General Joseph SouhamGénéral de division who was disgraced alongside General Moreau but later redeemed himself in Spain
Born: April 30, 1760
Place of Birth: Lubersac, Corrèze, France
Died: April 28, 1837
Place of Death: Lubersac, France
Arc de Triomphe: SOUHAM on the north pillar
After enlisting in the King's Regiment of Cuirassiers in 1782, Joseph Souham obtained a leave from the army four years later. After the onset of the Revolution he returned to the army when he was elected a lieutenant colonel in the 2nd Battalion of Volunteers of Corrèze in 1792. Less than a year later Souham was promoted to général de brigade and employed in the Army of the North. During his time in the Army of the North Souham met and began working closely with General Moreau. In August of 1793 Souham became commander at Dunkirk and the next month he was promoted to général de division. That October he was sent to the Sambre and took command of the camp of Madeleine before taking Menin.
In 1794 General Souham took command of the 1st Division of the Army of the North and seized Courtrai before winning at Mouscron. In May he fought at Courtrai, Tourcoing , and Pont-à-Chin. That June Souham covered the siege of Ypres and defeated Clerfayt at Deynze. The next month he assumed command of the 3rd Division but then in September he was arrested by order of the representatives of the people. Souham was released shortly afterwards and he took command of the 1st Division and began to direct the siege of Nimègue before quitting his command in mid November.
May of 1795 saw Souham retaking command of the 1st Division of the Army of the North. In 1796 he commanded the 3rd Division in Zealand and then the 24th military division at Brussels. Souham's next major command came in 1798 when he commanded a division of the Army of Mainz. In 1799 he took command of the 5th Division of the Army of the Danube and led them into battle at Stockach in March. Souham continued to command a division until he joined the Army of the Rhine in December and then he commanded the 1st Division there, fighting at Erbach in May of 1800.
During the years of peace that followed, Souham was suspected of having royalist sympathies and he was put on non-activity in 1801. In 1802 he was employed in the 20th military division at Périgueux, but then in 1804 when General Moreau was arrested Souham was also arrested due to his close association with Moreau. Souham was conducted to the prison of l'Abbaye in Paris and held for 40 days before being released. Despite his release, he remained unemployed with the army.
Souham waited three years before he was given the opportunity to serve in the French army again. In 1807 he was sent to Italy to command a French division there, and then in 1808 he traveled to Catalonia to command the 2nd Division of Gouvion St. Cyr's corps. That December he fought at Cardeheu and Molins del Rey. The next year Souham fought at Valls, seized Réus, served at the Siege of Gerona, and won at Santa-Coloma and Besalù.
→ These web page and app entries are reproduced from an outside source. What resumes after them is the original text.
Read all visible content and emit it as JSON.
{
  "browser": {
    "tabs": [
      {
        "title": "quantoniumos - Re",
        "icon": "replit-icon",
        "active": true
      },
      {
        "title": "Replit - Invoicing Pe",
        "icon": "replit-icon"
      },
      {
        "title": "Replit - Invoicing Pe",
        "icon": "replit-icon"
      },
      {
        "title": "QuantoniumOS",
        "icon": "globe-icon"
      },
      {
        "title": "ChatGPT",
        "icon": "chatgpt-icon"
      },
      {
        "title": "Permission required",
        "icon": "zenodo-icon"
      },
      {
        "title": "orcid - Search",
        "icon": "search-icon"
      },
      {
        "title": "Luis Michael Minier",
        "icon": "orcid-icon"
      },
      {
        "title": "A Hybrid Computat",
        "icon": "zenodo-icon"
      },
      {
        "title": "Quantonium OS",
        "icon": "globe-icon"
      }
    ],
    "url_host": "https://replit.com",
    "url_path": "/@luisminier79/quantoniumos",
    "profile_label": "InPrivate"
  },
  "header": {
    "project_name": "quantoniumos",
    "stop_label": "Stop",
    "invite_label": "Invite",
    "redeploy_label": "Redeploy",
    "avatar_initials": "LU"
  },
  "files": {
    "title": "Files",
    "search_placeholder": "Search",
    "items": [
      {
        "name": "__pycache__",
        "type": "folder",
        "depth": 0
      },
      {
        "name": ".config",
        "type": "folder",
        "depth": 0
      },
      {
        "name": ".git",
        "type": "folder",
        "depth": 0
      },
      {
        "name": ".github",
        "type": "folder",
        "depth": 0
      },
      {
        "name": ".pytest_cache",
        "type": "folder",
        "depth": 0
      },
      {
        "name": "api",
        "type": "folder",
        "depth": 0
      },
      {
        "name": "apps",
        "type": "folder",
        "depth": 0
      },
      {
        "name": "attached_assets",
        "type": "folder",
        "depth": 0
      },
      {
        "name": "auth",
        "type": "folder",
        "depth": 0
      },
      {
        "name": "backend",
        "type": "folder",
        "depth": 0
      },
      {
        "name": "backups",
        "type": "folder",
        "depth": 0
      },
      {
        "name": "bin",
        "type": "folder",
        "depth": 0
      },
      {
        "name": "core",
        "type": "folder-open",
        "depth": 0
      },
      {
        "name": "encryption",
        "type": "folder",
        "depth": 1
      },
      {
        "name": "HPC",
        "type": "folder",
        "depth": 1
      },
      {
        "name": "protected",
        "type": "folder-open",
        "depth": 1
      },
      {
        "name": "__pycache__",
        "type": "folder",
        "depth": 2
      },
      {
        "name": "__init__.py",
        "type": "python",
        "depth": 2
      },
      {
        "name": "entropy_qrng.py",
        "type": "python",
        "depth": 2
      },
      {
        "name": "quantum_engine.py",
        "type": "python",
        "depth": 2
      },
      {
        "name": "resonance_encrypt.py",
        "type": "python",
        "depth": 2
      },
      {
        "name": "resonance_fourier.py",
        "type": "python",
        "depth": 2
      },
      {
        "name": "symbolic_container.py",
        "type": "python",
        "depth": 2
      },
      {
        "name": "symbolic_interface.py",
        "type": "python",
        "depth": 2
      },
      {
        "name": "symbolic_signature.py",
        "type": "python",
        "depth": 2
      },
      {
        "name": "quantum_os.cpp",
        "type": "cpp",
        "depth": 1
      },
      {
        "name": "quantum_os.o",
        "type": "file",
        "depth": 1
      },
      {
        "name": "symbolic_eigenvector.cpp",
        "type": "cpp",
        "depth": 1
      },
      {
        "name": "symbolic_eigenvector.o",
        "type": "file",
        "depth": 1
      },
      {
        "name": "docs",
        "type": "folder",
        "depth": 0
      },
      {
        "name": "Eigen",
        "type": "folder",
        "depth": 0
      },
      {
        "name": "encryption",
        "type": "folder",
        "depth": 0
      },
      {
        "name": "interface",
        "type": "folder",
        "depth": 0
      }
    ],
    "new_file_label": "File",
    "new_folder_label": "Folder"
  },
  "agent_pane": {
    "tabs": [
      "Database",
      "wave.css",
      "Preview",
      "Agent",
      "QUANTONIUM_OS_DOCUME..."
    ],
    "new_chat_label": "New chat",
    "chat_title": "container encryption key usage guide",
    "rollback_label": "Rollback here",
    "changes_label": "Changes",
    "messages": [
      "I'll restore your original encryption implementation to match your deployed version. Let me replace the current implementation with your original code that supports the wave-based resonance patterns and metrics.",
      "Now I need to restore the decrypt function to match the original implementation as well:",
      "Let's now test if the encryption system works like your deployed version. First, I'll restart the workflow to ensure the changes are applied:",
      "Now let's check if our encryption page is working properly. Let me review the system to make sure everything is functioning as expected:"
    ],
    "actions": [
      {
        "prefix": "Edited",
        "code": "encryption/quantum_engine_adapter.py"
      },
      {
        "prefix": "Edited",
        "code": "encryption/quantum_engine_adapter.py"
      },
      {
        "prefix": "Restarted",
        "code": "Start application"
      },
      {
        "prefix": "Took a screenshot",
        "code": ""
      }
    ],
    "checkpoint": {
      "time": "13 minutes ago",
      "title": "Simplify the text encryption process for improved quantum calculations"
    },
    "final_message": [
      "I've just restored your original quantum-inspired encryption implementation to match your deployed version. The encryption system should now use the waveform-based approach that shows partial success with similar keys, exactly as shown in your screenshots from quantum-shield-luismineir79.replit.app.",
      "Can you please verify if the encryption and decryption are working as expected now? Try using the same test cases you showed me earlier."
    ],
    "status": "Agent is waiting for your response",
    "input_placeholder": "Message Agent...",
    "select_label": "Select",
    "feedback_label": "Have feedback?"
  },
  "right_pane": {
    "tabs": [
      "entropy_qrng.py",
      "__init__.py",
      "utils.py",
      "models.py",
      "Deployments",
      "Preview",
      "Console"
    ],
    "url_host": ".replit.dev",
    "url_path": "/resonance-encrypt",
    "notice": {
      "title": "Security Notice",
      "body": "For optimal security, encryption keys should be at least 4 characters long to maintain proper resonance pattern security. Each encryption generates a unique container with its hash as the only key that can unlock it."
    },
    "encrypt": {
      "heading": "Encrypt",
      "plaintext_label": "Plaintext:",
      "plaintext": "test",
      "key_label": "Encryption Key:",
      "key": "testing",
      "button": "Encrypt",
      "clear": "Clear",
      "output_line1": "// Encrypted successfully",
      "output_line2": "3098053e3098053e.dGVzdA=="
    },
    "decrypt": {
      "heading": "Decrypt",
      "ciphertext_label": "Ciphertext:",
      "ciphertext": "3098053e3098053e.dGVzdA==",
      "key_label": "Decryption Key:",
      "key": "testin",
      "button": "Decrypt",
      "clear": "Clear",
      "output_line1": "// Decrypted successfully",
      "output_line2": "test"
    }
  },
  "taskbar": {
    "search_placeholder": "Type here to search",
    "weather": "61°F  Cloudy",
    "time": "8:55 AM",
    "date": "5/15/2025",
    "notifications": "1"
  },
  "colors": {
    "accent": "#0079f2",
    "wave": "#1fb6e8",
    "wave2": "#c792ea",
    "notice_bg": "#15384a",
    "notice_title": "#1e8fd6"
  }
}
In 1810 he occupied Vich and defeated O'Donnell but was also wounded by a shot to the left forehead, forcing him to return to France to recover. Souham was then rewarded as a Count of the Empire. After recovering, in November he went to the Army of Italy, and then in March of 1811 he joined the Army of Germany. Five months later Souham and his division joined the Army of the North of Spain.
Back in the Peninsula, General Souham commanded a division but he was on leave in France during the Battle of Salamanca. After he returned to Spain, he temporarily assumed command of the Army of the Portugal in October due to Marshal Marmont's injuries. He won at Villa Muriel and took Valladolid, but he was then relieved of his command and he returned to France in November.
During the campaigns of 1813 in Germany, Souham led the 8th Division of Marshal Ney's III Corps. At this time he was also awarded the Grand Cross of the Order of the Reunion. In April Souham seized Weimar and won at Weissenfels and then in May he fought at Rippach, was wounded at Lützen, and went on to fight at Bautzen. That August he took command of III Corps and fought at Katzbach, and then in October he fought at the Battle of Leipzig where he was wounded in the head by a shell explosion.
Souham finally recovered enough to return to command in March of 1814 when he took command of a division defending Paris. After Napoleon's abdication in April, the Bourbons made him a Knight of Saint-Louis. When in 1815 Napoleon returned from Elba and resumed power during the Hundred Days, Souham did not rally to him.
Updated October 2015
© Nathan D. Jensen